Last week Fornaro was in New York trying to sell his strategy to investors, analysts and reporters.
“There is a big change in terms of focusing on our operations,” Fornaro said in an interview. “This is how we want to be viewed: on time, friendly, clean and efficient.”
The question is whether Fornaro, a longtime industry executive, can improve the airline’s operations and reputation while maintaining the ultralow fares.
Spirit is still small but has grown quickly since adopting its low-cost approach 10 years ago, increasing its number of passengers by 27 percent last year alone, to 16 million, although it still ranks far behind the market leaders in the United States.
The growth came despite the array of extra fees beyond the basic ticket price.

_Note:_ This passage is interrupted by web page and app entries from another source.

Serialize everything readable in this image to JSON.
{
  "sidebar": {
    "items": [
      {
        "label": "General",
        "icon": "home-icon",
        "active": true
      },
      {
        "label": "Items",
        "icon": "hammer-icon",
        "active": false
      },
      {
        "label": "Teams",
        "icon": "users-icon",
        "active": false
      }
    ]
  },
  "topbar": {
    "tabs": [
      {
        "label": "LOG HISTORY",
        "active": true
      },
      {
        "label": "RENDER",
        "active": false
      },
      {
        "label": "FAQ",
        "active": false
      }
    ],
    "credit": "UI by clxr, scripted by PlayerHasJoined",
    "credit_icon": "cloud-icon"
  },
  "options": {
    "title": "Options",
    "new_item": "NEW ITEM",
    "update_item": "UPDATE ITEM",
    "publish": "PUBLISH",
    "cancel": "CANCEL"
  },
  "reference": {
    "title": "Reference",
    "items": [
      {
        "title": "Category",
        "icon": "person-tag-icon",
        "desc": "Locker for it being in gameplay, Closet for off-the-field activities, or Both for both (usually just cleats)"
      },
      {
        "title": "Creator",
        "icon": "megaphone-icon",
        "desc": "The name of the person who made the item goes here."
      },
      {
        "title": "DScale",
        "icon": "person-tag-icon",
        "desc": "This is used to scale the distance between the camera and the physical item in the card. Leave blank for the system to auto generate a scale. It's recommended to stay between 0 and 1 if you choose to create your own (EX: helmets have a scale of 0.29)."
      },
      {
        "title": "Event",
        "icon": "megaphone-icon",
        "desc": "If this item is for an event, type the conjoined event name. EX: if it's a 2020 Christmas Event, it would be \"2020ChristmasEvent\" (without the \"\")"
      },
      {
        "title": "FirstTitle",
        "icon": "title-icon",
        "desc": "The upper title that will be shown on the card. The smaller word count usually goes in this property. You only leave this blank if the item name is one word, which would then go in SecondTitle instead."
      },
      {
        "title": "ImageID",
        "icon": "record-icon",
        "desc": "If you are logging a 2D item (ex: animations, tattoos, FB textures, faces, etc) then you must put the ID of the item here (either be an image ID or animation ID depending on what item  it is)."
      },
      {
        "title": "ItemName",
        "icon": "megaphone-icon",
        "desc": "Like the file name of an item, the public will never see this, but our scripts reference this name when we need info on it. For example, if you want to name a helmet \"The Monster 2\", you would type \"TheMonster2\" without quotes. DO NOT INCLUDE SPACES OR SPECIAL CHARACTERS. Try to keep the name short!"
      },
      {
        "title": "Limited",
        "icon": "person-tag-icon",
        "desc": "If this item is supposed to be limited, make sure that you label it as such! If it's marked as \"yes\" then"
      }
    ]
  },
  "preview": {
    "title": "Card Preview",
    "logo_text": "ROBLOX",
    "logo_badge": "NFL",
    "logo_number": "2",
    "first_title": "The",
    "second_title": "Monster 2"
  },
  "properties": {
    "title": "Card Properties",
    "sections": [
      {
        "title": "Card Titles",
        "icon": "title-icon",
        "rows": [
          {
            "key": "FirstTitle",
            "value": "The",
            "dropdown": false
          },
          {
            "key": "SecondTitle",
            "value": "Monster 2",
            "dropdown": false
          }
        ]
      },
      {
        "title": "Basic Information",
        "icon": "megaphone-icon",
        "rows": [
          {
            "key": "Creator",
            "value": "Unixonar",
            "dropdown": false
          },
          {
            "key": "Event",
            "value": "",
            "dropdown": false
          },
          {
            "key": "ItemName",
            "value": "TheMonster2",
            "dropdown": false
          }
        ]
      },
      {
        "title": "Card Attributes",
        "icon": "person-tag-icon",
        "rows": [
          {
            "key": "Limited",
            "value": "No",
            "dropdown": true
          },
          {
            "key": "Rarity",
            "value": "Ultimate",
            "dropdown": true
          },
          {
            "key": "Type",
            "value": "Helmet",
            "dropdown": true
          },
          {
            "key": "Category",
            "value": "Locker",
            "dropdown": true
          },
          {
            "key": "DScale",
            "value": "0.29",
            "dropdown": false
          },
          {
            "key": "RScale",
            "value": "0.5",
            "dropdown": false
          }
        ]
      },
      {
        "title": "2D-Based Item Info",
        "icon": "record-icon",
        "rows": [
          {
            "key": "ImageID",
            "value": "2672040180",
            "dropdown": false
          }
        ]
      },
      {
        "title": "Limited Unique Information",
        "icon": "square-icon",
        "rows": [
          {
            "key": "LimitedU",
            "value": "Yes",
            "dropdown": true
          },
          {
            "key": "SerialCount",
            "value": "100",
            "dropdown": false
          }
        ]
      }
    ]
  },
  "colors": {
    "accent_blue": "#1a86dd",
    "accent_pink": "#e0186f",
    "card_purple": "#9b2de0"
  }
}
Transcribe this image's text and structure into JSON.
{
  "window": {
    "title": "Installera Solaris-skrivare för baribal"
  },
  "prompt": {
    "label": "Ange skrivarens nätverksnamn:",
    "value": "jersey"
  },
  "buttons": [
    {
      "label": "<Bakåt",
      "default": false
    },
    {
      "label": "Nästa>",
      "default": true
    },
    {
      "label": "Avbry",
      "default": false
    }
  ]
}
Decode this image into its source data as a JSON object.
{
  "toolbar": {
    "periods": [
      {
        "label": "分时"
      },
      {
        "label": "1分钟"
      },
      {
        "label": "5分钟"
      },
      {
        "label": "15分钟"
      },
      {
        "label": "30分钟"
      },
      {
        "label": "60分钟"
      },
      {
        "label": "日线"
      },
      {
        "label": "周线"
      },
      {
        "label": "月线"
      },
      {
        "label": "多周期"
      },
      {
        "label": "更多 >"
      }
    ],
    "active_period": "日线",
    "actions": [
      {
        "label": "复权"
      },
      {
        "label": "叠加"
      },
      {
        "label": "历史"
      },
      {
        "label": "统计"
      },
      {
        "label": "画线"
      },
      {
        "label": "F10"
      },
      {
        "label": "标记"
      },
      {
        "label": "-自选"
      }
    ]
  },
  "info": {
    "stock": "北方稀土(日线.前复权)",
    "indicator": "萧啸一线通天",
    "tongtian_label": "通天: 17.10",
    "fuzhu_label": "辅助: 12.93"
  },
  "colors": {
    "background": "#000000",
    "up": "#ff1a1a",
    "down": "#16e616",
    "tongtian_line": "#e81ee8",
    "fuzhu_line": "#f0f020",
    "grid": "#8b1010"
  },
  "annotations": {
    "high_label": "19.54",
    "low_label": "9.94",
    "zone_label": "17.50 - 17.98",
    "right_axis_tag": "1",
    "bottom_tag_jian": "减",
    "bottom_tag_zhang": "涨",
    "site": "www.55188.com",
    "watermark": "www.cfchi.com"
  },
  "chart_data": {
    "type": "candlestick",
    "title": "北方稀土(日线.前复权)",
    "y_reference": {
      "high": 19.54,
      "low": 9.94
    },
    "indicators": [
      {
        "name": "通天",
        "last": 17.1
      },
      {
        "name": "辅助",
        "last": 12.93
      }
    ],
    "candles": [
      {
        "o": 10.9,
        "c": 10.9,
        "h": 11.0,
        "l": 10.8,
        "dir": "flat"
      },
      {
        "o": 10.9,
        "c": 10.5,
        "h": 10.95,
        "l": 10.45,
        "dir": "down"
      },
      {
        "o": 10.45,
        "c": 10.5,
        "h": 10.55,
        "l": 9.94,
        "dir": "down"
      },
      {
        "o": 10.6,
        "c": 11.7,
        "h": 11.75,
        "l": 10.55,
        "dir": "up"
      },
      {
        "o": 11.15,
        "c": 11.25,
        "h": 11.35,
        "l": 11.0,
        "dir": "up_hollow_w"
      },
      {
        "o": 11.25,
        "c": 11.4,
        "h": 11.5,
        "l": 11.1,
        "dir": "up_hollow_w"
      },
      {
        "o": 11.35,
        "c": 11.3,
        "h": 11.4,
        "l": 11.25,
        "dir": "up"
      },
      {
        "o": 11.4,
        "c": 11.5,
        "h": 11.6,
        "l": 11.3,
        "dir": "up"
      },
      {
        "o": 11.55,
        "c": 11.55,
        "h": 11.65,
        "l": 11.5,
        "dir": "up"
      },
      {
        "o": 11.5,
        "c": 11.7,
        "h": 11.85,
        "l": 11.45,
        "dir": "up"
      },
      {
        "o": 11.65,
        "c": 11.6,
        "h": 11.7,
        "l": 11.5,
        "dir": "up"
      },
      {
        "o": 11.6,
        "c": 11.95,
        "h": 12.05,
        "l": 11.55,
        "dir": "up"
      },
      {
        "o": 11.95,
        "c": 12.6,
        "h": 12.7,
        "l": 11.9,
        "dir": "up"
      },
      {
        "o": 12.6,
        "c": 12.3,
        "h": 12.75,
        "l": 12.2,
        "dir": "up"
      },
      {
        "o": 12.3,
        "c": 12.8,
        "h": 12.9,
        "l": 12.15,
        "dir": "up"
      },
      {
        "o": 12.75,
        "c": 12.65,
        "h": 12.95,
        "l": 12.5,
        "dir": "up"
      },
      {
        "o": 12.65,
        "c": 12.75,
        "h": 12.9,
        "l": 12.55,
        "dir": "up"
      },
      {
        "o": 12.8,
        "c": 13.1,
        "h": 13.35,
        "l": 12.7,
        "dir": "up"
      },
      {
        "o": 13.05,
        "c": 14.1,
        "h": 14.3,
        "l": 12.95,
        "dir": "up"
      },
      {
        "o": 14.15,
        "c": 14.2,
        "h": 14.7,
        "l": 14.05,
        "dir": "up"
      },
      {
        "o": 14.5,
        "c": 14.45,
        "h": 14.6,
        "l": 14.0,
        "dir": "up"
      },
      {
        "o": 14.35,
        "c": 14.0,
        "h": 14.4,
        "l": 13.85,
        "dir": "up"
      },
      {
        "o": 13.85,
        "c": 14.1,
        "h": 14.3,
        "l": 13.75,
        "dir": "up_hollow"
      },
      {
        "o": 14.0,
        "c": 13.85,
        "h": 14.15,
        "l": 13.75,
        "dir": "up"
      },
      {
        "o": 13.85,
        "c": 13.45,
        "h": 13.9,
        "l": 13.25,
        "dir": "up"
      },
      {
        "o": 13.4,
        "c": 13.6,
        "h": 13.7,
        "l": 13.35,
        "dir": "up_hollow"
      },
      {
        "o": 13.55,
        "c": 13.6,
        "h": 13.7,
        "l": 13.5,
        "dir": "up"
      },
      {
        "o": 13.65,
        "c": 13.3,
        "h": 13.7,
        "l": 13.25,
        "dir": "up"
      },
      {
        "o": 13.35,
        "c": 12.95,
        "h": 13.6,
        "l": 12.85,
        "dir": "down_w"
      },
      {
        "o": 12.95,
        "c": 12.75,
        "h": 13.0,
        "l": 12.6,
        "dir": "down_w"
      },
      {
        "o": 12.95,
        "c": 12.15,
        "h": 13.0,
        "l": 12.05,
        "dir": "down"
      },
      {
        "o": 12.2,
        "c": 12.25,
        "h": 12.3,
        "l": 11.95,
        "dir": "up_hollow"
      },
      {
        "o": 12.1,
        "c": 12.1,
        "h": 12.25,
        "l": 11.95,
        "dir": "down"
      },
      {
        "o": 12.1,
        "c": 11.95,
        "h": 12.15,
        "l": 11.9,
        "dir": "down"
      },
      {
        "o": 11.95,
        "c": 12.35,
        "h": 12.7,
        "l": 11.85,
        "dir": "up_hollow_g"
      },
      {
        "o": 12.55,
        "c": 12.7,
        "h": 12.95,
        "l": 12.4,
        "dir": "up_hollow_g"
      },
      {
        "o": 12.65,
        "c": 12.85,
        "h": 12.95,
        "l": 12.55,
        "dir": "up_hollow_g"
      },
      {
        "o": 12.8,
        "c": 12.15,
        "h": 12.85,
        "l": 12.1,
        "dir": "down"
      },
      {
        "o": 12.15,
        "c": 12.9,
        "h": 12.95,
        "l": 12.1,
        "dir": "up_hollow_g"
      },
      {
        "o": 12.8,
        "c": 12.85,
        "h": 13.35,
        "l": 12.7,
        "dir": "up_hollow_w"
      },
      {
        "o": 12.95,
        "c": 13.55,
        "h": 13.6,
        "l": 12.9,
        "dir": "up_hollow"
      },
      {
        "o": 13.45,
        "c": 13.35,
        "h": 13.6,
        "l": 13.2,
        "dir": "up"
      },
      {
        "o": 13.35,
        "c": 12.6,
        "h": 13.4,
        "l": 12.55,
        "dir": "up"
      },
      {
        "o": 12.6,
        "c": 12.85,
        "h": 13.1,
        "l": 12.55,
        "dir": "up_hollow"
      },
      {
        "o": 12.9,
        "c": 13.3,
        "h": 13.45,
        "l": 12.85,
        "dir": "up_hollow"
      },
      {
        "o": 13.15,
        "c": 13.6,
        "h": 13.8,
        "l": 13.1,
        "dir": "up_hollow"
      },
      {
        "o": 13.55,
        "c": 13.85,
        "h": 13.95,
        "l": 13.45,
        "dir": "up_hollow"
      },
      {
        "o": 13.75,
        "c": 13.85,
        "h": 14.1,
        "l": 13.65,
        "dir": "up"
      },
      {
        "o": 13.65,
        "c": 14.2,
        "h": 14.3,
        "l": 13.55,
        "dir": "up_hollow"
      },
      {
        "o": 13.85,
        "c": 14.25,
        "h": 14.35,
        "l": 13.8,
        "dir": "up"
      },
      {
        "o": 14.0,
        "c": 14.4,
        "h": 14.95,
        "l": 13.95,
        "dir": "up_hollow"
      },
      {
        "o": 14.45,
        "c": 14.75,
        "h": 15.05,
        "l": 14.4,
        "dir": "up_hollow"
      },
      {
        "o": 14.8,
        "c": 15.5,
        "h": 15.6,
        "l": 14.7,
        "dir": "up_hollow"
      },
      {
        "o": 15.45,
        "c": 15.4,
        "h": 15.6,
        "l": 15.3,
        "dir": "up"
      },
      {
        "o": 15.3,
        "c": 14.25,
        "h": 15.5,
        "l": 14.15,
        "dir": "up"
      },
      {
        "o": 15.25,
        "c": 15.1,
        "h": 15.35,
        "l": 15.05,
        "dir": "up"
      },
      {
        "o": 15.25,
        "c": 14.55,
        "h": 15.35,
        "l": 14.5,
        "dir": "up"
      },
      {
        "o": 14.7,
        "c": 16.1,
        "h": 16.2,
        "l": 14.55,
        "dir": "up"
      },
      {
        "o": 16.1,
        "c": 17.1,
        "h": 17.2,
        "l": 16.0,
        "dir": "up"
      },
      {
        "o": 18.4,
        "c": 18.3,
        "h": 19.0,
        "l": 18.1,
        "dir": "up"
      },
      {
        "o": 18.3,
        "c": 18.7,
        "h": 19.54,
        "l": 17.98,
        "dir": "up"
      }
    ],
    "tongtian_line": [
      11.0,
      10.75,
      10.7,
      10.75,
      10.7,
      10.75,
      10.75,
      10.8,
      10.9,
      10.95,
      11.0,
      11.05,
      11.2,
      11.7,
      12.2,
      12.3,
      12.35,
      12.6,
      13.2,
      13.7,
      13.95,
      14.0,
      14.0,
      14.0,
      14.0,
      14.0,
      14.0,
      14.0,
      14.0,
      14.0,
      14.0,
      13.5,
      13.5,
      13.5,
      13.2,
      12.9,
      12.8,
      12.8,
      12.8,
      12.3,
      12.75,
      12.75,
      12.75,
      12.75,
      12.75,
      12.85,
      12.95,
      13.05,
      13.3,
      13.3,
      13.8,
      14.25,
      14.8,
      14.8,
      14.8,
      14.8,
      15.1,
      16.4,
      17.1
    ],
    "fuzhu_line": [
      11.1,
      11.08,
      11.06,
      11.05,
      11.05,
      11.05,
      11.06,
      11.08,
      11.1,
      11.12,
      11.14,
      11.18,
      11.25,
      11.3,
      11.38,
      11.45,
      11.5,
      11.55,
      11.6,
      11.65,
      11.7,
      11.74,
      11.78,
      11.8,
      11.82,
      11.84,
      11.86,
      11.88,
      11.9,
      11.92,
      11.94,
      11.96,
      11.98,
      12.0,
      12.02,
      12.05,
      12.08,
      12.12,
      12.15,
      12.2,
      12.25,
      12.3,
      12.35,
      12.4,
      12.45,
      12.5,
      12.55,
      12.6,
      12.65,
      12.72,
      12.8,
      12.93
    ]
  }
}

Need a boarding pass? You’d better print it at home, otherwise there’s a $2 charge to pick it up at an airport kiosk, or $10 if an agent prints it for you.
Need to store a carry-on in the overhead compartment? That'll be $35 upfront when you book your flight, or $100 if you wait until you’re lined up at the gate.
When the beverage cart rolls down the aisle, a can of soda will set you back $3.
Spirit flies from all but three of the 25 largest metropolitan areas in the United States — Sacramento, Charlotte and St. Louis — and plans to announce service in additional, still undisclosed, midsize markets later this year. It also flies to locations in the Caribbean and Central America, including the Dominican Republic, the U.S. Virgin Islands, Costa Rica and Nicaragua.
Only about 2 percent of domestic passengers flew on Spirit planes last year — compared with 17 percent on Delta, 13 percent on American Airlines and 10 percent on United, according to the Transportation Department. But it costs the larger carriers at least 14 cents to fly each passenger one mile, while Spirit’s costs are only half that passenger-mile rate.
No wonder those three big legacy carriers have taken note and are responding with no-frills products of their own. Delta has already introduced what it calls “basic economy” fares. The tickets cannot be changed or refunded after a 24-hour period and do not include advance seat assignments. Both United and American Airlines have said they plan to introduce similar entry-level fares later this year.
“That basic economy fare can be competitive with the ultra low-cost guys,” said Helane Becker, an airline analyst at Cowen and Co. “As a leisure customer, if I can fly Delta for the same price as Spirit, and Delta has the better on-time ratings, why wouldn’t I fly Delta?”
Fornaro, who led the budget carrier AirTran Airlines until its merger with Southwest Airlines in 2010, argues that he can improve on-time and complaint ratings without incurring higher costs.
By paying to improve operations, he said, the airline would cut down on expenses in other areas, like fees it incurs when it has to reimburse passengers for canceled flights. It would also cut down on overtime needed to pay staff who work longer hours amid delays.
“If we run a better operation, we'll have lower recovery costs,” Fornaro said.
Fornaro also said the key to decreasing customer complaints would be to reduce surprises for first-time Spirit fliers.
About two-thirds of Spirit’s passengers book their tickets directly through the company’s website, so they tend to already be aware of the various extra fees, he said. It’s the other one-third of customers, who book their flights through third-party sites, who are often surprised when they arrive at the airport to find that they'll be charged for extras.
Spirit has started sending emails to some of its third-party customers to explain the fee structure and offer 24 hours to cancel. That kind of outreach could become even more important as the company expands to more markets this year.
“They have a big problem: Many people try Spirit because they’re attracted to the low fare, but then they don’t come back,” said Julie Yates, an airline analyst at Credit Suisse. “Bob is softening the overall approach to be more friendly. Over time, that should help them retain more customers.”
Until then, let the flier beware.